As Jess, Parminder Nagra - in her first feature film role - gives a strong, mature performance. She can be funny or sad in the same scene, and, importantly, she’s an utterly convincing football player. The entire company is well cast, but the other truly memorable performance is given by Kher as Jess’ Dad, a stern but well-intentioned man, who initially seems concerned only with “the family” as an entity meant to uphold tradition and make ancestors proud. By the end, he truly has proven himself a good father, and Kher makes the most of the complex characterization in the script. An on-screen dedication and a tearjerker of a final shot firmly cements the father’s place as the perhaps the most important character in this piece, since it is he, not even the protagonist, who learns and grows in a traditional arc.

Comparisons have been made to My Big Fat Greek Wedding, but I’m not going to do that for the simple reason that I have not seen My Big Fat Greek Wedding. But I saw Bend It Like Beckham, and I enjoyed it a lot. It speaks from experience, and has a good message about finding a balance between the needs of the individual and the needs of the family, religion, and tradition, and - even better - it doesn’t pander to an audience. It doesn’t explain the intimate details of Indian culture or cuisine, it invites us in and lets us share. Shots like the one that pans up from Jess’ huge, rowdy family cooking outdoors, to their white neighbors, sitting quietly alone says more than exposition ever could.


E-Mail Author  |  Archive  |  Tell A Friend

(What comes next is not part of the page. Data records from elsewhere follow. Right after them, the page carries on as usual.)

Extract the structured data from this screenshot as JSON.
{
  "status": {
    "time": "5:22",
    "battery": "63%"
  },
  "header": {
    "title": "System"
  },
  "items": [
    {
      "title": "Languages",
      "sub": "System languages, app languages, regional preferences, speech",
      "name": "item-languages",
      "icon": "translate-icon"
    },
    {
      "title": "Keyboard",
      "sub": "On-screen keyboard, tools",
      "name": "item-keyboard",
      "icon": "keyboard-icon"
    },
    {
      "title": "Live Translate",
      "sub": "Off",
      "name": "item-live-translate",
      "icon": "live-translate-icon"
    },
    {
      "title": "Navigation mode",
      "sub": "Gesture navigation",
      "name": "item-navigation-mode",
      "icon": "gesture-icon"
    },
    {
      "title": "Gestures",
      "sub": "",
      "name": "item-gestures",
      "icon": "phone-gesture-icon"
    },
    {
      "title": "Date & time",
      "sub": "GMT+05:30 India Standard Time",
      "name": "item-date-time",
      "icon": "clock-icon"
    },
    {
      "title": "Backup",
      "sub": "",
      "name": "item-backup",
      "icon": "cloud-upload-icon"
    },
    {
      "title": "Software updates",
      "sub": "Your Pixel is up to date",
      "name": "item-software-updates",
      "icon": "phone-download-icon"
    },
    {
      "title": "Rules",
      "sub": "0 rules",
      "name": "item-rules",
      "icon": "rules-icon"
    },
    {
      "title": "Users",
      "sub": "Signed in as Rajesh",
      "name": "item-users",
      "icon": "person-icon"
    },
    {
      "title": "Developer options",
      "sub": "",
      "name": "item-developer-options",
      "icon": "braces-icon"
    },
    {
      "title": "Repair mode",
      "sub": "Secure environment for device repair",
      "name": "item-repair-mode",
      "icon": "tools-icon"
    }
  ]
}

Sword of Dracula
Slush launches our Halloween countdown with the first in a series of spooky reviews. First up? New series, Sword of Dracula.
John Byrne's IMO
This week John points out that fans cannot read the minds of creators, although you wouldn't know that by listening to some of them.
The Dead Zone
Flesh-eating zombies battle the last remaining police officer in Image's new series, The Walking Dead. We review the first issue.
Steve Niles Interview
Slush interviews Steve Niles, the acclaimed writer of 30 Days of Night, who tells us about the relaunch of Fused.
A Spidery Preview
Have you seen the new Doctor Octopus, designed by fan-favorite artist Humberto Ramos? Click to dig the Doc.
Kill Bill Review
Slush reviews the first installment of Quentin Tarantino's kung fu slasher masterpiece, Kill Bill.
Viper Interview
Slush takes a look at new publisher Viper Comics, and interviews the guys behind two of its hottest books.
Peanuts Collected
Cartoon fans rejoice. Fantagraphics is reprinting the entire collection of Charles Schulz' Peanuts. Read on for details.

CHANNELS:  Features | Columns | Reviews | News | Film & TV | Forums | Slushfactory.com

Copyright © 2003 Slush Factory Entertainment (E-mail)
All Rights Reserved : No portion of Slush may be reprinted in any form without prior consent